RECORDS section start

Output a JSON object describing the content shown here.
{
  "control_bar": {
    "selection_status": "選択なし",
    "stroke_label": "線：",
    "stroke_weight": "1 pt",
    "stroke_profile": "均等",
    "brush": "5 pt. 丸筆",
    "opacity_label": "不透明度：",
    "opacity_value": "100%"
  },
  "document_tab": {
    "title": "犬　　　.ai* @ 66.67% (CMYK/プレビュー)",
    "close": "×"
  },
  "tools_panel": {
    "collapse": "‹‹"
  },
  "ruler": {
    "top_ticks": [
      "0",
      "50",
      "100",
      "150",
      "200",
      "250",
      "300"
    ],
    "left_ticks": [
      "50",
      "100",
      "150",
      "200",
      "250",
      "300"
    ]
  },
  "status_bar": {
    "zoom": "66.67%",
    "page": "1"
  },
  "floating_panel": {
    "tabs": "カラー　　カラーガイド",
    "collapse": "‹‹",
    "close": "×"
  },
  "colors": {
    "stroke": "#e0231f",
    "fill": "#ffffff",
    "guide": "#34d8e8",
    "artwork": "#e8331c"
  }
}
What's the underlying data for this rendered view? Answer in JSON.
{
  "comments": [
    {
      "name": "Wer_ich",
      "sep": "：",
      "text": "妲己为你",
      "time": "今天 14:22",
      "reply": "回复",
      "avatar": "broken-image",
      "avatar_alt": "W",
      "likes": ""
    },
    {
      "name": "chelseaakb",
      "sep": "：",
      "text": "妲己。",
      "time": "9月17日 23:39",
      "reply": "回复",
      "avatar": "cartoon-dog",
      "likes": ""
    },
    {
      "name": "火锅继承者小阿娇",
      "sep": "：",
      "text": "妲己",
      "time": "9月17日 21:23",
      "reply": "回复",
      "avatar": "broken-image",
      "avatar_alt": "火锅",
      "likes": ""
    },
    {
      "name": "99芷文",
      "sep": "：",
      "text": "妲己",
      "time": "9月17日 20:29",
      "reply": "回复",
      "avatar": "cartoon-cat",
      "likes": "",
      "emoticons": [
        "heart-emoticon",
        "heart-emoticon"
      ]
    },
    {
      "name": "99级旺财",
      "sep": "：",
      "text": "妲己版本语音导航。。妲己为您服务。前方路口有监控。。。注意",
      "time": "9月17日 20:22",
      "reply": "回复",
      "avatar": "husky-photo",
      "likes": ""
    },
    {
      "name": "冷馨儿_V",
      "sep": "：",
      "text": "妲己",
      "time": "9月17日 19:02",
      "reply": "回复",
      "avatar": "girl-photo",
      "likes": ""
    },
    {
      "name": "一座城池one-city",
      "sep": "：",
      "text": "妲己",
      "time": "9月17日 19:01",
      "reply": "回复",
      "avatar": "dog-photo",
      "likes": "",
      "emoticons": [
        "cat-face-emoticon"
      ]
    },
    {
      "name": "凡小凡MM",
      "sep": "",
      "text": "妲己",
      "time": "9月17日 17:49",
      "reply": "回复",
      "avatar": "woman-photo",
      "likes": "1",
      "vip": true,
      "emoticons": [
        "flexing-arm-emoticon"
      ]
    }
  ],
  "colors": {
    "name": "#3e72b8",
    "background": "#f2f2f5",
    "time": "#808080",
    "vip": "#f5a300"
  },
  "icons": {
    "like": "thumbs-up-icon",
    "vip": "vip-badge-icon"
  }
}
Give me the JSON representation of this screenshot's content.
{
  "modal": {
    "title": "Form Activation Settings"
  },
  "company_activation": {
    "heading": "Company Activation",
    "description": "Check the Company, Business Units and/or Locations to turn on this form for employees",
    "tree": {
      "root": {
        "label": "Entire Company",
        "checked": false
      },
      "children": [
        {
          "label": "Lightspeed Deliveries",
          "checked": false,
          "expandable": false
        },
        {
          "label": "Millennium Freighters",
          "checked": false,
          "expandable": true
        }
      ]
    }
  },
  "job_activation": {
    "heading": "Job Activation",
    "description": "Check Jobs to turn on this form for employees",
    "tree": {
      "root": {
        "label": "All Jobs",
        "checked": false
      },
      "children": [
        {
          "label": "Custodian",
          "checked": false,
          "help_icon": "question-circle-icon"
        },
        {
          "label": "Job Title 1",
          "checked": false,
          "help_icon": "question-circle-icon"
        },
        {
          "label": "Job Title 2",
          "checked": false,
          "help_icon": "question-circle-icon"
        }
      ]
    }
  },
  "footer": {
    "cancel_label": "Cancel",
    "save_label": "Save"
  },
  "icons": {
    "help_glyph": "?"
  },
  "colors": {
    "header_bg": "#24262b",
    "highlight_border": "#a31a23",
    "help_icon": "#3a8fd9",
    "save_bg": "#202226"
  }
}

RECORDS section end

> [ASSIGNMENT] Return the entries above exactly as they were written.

> [PROBLEM SOLUTION]
Output a JSON object describing the content shown here.
{
  "control_bar": {
    "selection_status": "選択なし",
    "stroke_label": "線：",
    "stroke_weight": "1 pt",
    "stroke_profile": "均等",
    "brush": "5 pt. 丸筆",
    "opacity_label": "不透明度：",
    "opacity_value": "100%"
  },
  "document_tab": {
    "title": "犬　　　.ai* @ 66.67% (CMYK/プレビュー)",
    "close": "×"
  },
  "tools_panel": {
    "collapse": "‹‹"
  },
  "ruler": {
    "top_ticks": [
      "0",
      "50",
      "100",
      "150",
      "200",
      "250",
      "300"
    ],
    "left_ticks": [
      "50",
      "100",
      "150",
      "200",
      "250",
      "300"
    ]
  },
  "status_bar": {
    "zoom": "66.67%",
    "page": "1"
  },
  "floating_panel": {
    "tabs": "カラー　　カラーガイド",
    "collapse": "‹‹",
    "close": "×"
  },
  "colors": {
    "stroke": "#e0231f",
    "fill": "#ffffff",
    "guide": "#34d8e8",
    "artwork": "#e8331c"
  }
}
What's the underlying data for this rendered view? Answer in JSON.
{
  "comments": [
    {
      "name": "Wer_ich",
      "sep": "：",
      "text": "妲己为你",
      "time": "今天 14:22",
      "reply": "回复",
      "avatar": "broken-image",
      "avatar_alt": "W",
      "likes": ""
    },
    {
      "name": "chelseaakb",
      "sep": "：",
      "text": "妲己。",
      "time": "9月17日 23:39",
      "reply": "回复",
      "avatar": "cartoon-dog",
      "likes": ""
    },
    {
      "name": "火锅继承者小阿娇",
      "sep": "：",
      "text": "妲己",
      "time": "9月17日 21:23",
      "reply": "回复",
      "avatar": "broken-image",
      "avatar_alt": "火锅",
      "likes": ""
    },
    {
      "name": "99芷文",
      "sep": "：",
      "text": "妲己",
      "time": "9月17日 20:29",
      "reply": "回复",
      "avatar": "cartoon-cat",
      "likes": "",
      "emoticons": [
        "heart-emoticon",
        "heart-emoticon"
      ]
    },
    {
      "name": "99级旺财",
      "sep": "：",
      "text": "妲己版本语音导航。。妲己为您服务。前方路口有监控。。。注意",
      "time": "9月17日 20:22",
      "reply": "回复",
      "avatar": "husky-photo",
      "likes": ""
    },
    {
      "name": "冷馨儿_V",
      "sep": "：",
      "text": "妲己",
      "time": "9月17日 19:02",
      "reply": "回复",
      "avatar": "girl-photo",
      "likes": ""
    },
    {
      "name": "一座城池one-city",
      "sep": "：",
      "text": "妲己",
      "time": "9月17日 19:01",
      "reply": "回复",
      "avatar": "dog-photo",
      "likes": "",
      "emoticons": [
        "cat-face-emoticon"
      ]
    },
    {
      "name": "凡小凡MM",
      "sep": "",
      "text": "妲己",
      "time": "9月17日 17:49",
      "reply": "回复",
      "avatar": "woman-photo",
      "likes": "1",
      "vip": true,
      "emoticons": [
        "flexing-arm-emoticon"
      ]
    }
  ],
  "colors": {
    "name": "#3e72b8",
    "background": "#f2f2f5",
    "time": "#808080",
    "vip": "#f5a300"
  },
  "icons": {
    "like": "thumbs-up-icon",
    "vip": "vip-badge-icon"
  }
}
Give me the JSON representation of this screenshot's content.
{
  "modal": {
    "title": "Form Activation Settings"
  },
  "company_activation": {
    "heading": "Company Activation",
    "description": "Check the Company, Business Units and/or Locations to turn on this form for employees",
    "tree": {
      "root": {
        "label": "Entire Company",
        "checked": false
      },
      "children": [
        {
          "label": "Lightspeed Deliveries",
          "checked": false,
          "expandable": false
        },
        {
          "label": "Millennium Freighters",
          "checked": false,
          "expandable": true
        }
      ]
    }
  },
  "job_activation": {
    "heading": "Job Activation",
    "description": "Check Jobs to turn on this form for employees",
    "tree": {
      "root": {
        "label": "All Jobs",
        "checked": false
      },
      "children": [
        {
          "label": "Custodian",
          "checked": false,
          "help_icon": "question-circle-icon"
        },
        {
          "label": "Job Title 1",
          "checked": false,
          "help_icon": "question-circle-icon"
        },
        {
          "label": "Job Title 2",
          "checked": false,
          "help_icon": "question-circle-icon"
        }
      ]
    }
  },
  "footer": {
    "cancel_label": "Cancel",
    "save_label": "Save"
  },
  "icons": {
    "help_glyph": "?"
  },
  "colors": {
    "header_bg": "#24262b",
    "highlight_border": "#a31a23",
    "help_icon": "#3a8fd9",
    "save_bg": "#202226"
  }
}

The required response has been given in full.